Capital: Piketty and such
Peter Radford

4 comments:

Detroit Dan said...

So Piketty's book on capital gets capital wrong, as the critics have argued...

Tom Hickey said...

I guess one reason of that is he takes a neoclassical (conventional) stance — he thinks Samuelson won the CCC even though he conceded. This may be a limitation from the heterodox POV, but it makes him more acceptable in the mainstream.

Whatever, his book is rocking the world as a best seller, and he turning into an instant celebrity in a media world in which celebrity is everything.

As far as I can gather, Piketty's notion of capital is very close to the ordinary meaning, which gives his narrative broad appeal. The ordinary meaning of "capital" includes productive (real) capital and financial capital (savings) as a single stock. In this sense all assets are "capitalized" on someone's balance sheet. Then its just a matter of looking at the balances sheet in terms of levels of concentration. The outline is simple enough for most to get. So simplifying the generalizing of capital is an advantage in the presentation.

Since the share of capital is greater than the labor share, inequality increases since it is the top that owns productive capital, hence benefits from rising asset prices as well as real capital formation through investment. Additionally, saving as a % of income increases with income level and so the top saves the largest % of its income. Doh.

The outline is simple enough for most to get, and generalizing capital can be viewed as a feature of the presentation rather than a bug. The important thing is that reporters are able to understand it will enough to write about and the word on capitalism implying inequality is getting out as a meme. What a difference a few days make.

But the clincher for economists seems to be the data set. I haven't seen the book yet, but the data is blowing a lot people away. This seems to be a major factor in the rush to acclaim.

Kaj Risberg said...

"To me, both capital and labor are references to power and social relationships not to actual production inputs."

I don't buy this. It's metaphysics.

y said...

"Perhaps we are afraid we will just end up realizing that returns to capital are socially constructed as some have argued all along. Such a conclusion would unravel orthodoxy at warp speed. Deservedly so."

The problem is that the post-Keynesians and others are really quite obscure about all this.

Whilst the neo-classicals have simple slogans like "people are paid according to their marginal product", post-Keynesians talk about obscure things like "reswitching" and vaguely suggest that maybe not all income is earned and maybe some people are exploited.

The post-Keynesian/ heterodox explanation needs to be clearer and more widely propagated so that there is a comprehensive alternative to the neoclassical dogma, out there in the public sphere.

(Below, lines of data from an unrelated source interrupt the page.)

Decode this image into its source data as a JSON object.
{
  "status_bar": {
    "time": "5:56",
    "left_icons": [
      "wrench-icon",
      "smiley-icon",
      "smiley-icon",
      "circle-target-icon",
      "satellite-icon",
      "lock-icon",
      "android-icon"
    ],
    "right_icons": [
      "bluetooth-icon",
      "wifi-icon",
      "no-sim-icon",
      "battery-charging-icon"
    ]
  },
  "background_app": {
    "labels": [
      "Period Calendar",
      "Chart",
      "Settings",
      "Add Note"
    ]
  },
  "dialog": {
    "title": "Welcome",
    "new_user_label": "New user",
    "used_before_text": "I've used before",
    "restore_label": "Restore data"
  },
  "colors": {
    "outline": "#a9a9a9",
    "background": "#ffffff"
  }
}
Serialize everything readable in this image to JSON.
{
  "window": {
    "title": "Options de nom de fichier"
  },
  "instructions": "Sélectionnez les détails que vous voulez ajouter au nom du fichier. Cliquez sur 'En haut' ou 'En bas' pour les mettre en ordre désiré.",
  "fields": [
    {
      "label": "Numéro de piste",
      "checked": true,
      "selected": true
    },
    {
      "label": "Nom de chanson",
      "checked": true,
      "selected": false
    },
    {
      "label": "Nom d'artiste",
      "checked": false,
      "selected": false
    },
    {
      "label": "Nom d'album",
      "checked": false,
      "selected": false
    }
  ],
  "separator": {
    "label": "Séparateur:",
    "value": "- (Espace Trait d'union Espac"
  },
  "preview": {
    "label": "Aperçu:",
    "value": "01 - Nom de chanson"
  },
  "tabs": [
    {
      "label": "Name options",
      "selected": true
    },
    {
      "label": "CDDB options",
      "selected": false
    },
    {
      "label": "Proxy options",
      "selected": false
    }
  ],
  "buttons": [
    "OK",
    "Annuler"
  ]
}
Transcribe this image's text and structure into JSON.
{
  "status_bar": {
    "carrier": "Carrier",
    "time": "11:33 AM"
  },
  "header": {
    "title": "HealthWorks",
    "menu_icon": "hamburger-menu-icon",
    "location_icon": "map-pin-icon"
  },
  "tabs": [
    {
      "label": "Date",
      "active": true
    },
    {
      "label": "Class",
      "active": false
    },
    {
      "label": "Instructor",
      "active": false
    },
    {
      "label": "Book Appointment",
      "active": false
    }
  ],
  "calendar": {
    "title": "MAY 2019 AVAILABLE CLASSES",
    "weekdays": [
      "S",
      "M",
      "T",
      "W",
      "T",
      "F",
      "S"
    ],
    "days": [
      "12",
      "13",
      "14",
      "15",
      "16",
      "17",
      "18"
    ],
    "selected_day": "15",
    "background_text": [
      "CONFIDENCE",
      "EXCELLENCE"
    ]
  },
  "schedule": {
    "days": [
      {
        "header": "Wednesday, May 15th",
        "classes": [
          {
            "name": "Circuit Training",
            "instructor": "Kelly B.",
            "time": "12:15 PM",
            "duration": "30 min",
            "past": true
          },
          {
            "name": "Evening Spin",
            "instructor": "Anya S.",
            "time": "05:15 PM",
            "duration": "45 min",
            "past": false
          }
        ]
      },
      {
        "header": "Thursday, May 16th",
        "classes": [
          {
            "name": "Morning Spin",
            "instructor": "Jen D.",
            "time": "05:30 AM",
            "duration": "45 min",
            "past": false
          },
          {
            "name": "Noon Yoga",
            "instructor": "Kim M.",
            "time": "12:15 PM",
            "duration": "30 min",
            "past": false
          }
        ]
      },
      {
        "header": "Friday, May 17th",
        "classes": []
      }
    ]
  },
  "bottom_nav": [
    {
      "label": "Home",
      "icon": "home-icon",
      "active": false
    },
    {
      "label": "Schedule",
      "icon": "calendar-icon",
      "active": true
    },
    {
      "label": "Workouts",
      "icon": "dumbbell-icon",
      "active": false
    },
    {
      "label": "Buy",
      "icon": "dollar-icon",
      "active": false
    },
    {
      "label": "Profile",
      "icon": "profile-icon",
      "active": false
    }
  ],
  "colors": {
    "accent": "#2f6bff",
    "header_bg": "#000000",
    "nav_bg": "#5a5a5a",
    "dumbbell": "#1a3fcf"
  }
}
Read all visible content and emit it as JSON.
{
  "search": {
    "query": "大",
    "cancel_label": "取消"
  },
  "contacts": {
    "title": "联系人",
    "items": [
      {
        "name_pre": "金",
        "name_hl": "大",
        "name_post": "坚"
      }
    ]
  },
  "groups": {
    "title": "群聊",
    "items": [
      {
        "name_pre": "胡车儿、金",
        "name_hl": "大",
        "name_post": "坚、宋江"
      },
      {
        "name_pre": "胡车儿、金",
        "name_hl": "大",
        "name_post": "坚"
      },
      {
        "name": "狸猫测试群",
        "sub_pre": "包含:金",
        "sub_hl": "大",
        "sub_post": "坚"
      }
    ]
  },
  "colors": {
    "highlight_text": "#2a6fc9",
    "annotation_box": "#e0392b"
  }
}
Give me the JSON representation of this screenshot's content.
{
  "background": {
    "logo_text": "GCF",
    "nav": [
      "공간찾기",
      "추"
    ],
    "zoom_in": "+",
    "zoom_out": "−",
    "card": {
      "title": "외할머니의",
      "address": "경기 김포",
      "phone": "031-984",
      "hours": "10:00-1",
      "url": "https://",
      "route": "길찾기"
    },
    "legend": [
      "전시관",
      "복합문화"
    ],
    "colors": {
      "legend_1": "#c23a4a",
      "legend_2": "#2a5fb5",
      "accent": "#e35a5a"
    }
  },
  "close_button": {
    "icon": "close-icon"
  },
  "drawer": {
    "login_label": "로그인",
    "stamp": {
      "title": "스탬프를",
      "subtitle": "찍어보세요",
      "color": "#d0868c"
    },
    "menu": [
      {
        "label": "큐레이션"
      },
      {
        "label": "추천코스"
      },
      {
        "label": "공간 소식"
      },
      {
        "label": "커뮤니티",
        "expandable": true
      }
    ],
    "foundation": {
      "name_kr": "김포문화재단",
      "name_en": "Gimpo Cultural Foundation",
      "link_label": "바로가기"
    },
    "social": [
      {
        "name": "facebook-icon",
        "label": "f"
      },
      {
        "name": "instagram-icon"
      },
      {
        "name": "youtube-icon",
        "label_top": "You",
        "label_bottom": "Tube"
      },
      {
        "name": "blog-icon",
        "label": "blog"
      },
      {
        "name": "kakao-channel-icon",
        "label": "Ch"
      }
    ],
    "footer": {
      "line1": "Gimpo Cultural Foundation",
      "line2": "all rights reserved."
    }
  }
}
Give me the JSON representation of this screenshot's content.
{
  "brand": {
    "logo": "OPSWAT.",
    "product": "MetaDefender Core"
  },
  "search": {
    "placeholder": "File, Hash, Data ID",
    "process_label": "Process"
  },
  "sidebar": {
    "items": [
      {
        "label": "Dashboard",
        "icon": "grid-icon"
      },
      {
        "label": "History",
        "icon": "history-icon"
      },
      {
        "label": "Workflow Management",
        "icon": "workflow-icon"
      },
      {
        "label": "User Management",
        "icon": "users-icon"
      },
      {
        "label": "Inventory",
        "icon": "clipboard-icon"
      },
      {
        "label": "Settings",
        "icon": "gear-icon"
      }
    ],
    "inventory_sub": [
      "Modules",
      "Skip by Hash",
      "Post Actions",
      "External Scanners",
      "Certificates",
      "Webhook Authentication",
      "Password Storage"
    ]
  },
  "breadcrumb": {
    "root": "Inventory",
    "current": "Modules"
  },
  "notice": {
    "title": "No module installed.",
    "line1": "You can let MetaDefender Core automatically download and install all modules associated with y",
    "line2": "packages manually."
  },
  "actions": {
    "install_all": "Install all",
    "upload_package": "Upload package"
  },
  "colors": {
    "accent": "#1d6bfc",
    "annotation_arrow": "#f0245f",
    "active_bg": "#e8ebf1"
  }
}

You need arguments that counter the fundamental neoclassical tenets in a clear and concise way. So when someone says, for example, "people are paid according to their marginal product, therefore poor people are poor because they aren't productive and rich people are rich because they are super productive" or some such garbage, people are aware of clear counter arguments.